The Flames were so potent offensively, they deserve at least two of the top three spots. At least since no one else really produced on the same scale on Sunday.

As a bonus, there’s this remarkable photo from Getty Images, with also includes Brady Tkachuk, who’s basically unmistakable:

via Getty Images

2. Michael Frolik

As is often the case with the three stars, your preference likely comes down to what you weigh the heaviest. It seems too boring to just reward the entire “3M Line” with all three stars, really, so we’re going to need to make a distinction here.

Again, Mikael Backlund has a strong case. He scored two goals and one assist, with his helper being a primary assist. All of those points came before Tkachuk’s empty-netter.

One of Frolik’s four assists were on that empty-netter, but … four assists, everyone. That’s quite impressive.

It’s been an up-and-down season for Frolik, as this four-point outburst ended what was a six-game pointless streak. Frolik has been a healthy scratch this season, and has generally struggled to convince Bill Peters that he should maintain the 3M-edness of “The 3M Line.” Nights like Sunday argue that, maybe, Peters should take the K.I.S.S. (keep it simple, stupid) approach here.

3. Pheonix Copley

No goalie generated a shutout on Sunday, but there were some nice performances nonetheless.

Both Jaroslav Halak and Matt Murray provided strong performances in an exciting Penguins win against the Bruins, with Murray stopping 39 out of 41 shots. It’s tempting to give Murray something of a “weekend achievement” award after he made some astounding stops on Saturday, too.

Yet, Copley gets the slight nod. Copley made 33 out of 34 saves to help the Capitals beat the Jets on Sunday. As sparsely used as Copley is, he’s now on a five-game winning streak.

Highlight of the Night

From the great Sidney Crosby pass to the fantastic goal by Jake Guentzel, the GWG from the Penguins – Bruins game gets the nod:

Factoids:

Scores

FLA 6 – DET 1
WSH 3 – WPG 1
PIT 4 – BOS 2
CGY 6 – VGK 3
LAK 3 – ANA 2

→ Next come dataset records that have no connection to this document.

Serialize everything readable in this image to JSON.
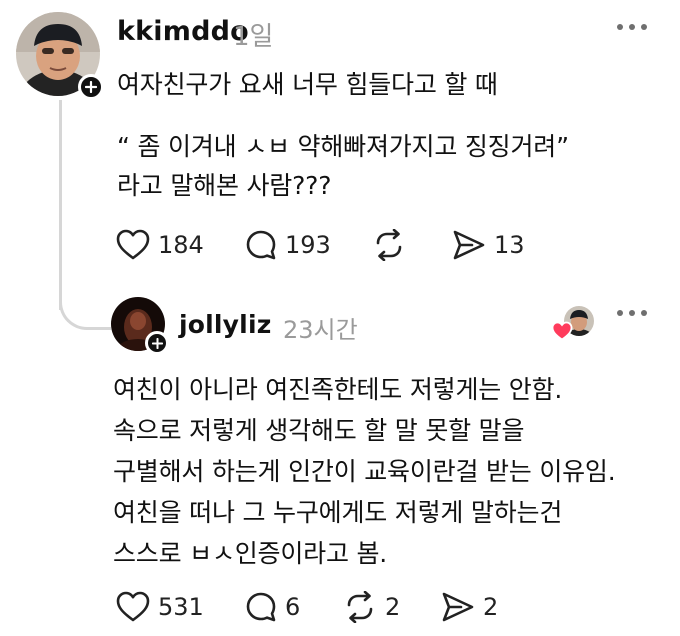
{
  "post": {
    "username": "kkimddo",
    "time": "1일",
    "lines": [
      "여자친구가 요새 너무 힘들다고 할 때",
      "“ 좀 이겨내 ㅅㅂ 약해빠져가지고 징징거려”",
      "라고 말해본 사람???"
    ],
    "likes": "184",
    "comments": "193",
    "shares": "13"
  },
  "reply": {
    "username": "jollyliz",
    "time": "23시간",
    "lines": [
      "여친이 아니라 여진족한테도 저렇게는 안함.",
      "속으로 저렇게 생각해도 할 말 못할 말을",
      "구별해서 하는게 인간이 교육이란걸 받는 이유임.",
      "여친을 떠나 그 누구에게도 저렇게 말하는건",
      "스스로 ㅂㅅ인증이라고 봄."
    ],
    "likes": "531",
    "comments": "6",
    "reposts": "2",
    "shares": "2"
  },
  "colors": {
    "text": "#111111",
    "muted": "#9a9a9a",
    "thread_line": "#d6d6d6",
    "like_heart": "#ff3b5c"
  },
  "icons": [
    "heart-icon",
    "comment-icon",
    "repost-icon",
    "share-icon",
    "more-icon",
    "plus-icon"
  ]
}
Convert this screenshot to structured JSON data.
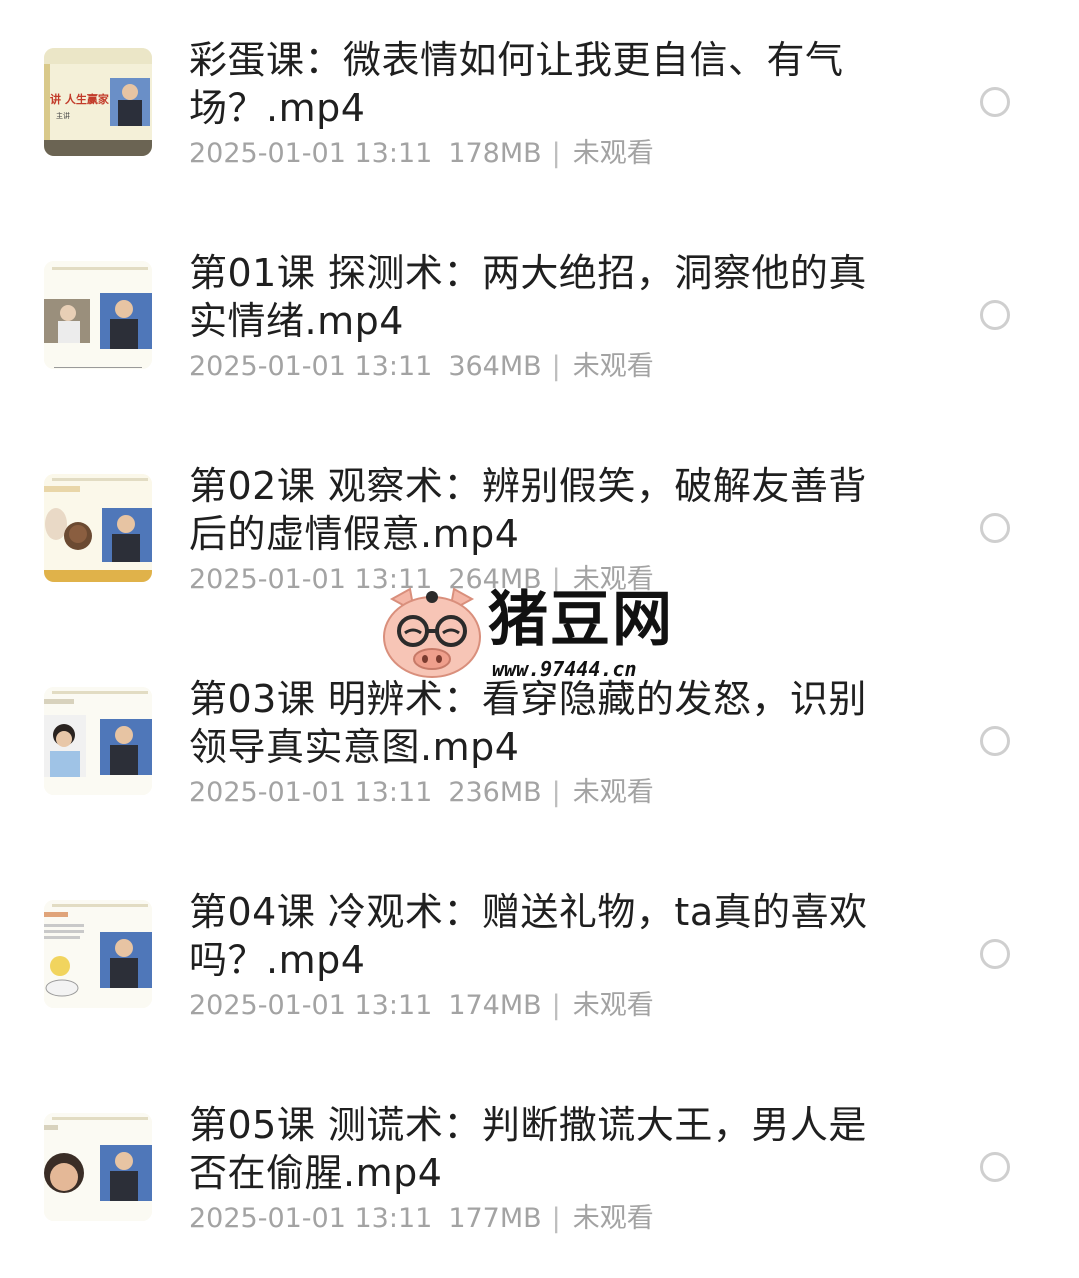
{
  "files": [
    {
      "title": "彩蛋课：微表情如何让我更自信、有气场？.mp4",
      "date": "2025-01-01 13:11",
      "size": "178MB",
      "status": "未观看",
      "thumb_caption": "讲  人生赢家",
      "thumb_sub": "主讲"
    },
    {
      "title": "第01课 探测术：两大绝招，洞察他的真实情绪.mp4",
      "date": "2025-01-01 13:11",
      "size": "364MB",
      "status": "未观看"
    },
    {
      "title": "第02课 观察术：辨别假笑，破解友善背后的虚情假意.mp4",
      "date": "2025-01-01 13:11",
      "size": "264MB",
      "status": "未观看"
    },
    {
      "title": "第03课 明辨术：看穿隐藏的发怒，识别领导真实意图.mp4",
      "date": "2025-01-01 13:11",
      "size": "236MB",
      "status": "未观看"
    },
    {
      "title": "第04课 冷观术：赠送礼物，ta真的喜欢吗？.mp4",
      "date": "2025-01-01 13:11",
      "size": "174MB",
      "status": "未观看"
    },
    {
      "title": "第05课 测谎术：判断撒谎大王，男人是否在偷腥.mp4",
      "date": "2025-01-01 13:11",
      "size": "177MB",
      "status": "未观看"
    }
  ],
  "separator": "|",
  "watermark": {
    "name": "猪豆网",
    "url": "www.97444.cn"
  },
  "colors": {
    "title": "#1f1f1f",
    "meta": "#a3a3a3",
    "radio_border": "#cfcfcf",
    "thumb_bg": "#f6f3e6",
    "pig_pink": "#f4b6a6"
  }
}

James O’Brien is a writer for Pro Hockey Talk on NBC Sports. Drop him a line at phtblog@nbcsports.com or follow him on Twitter @cyclelikesedins.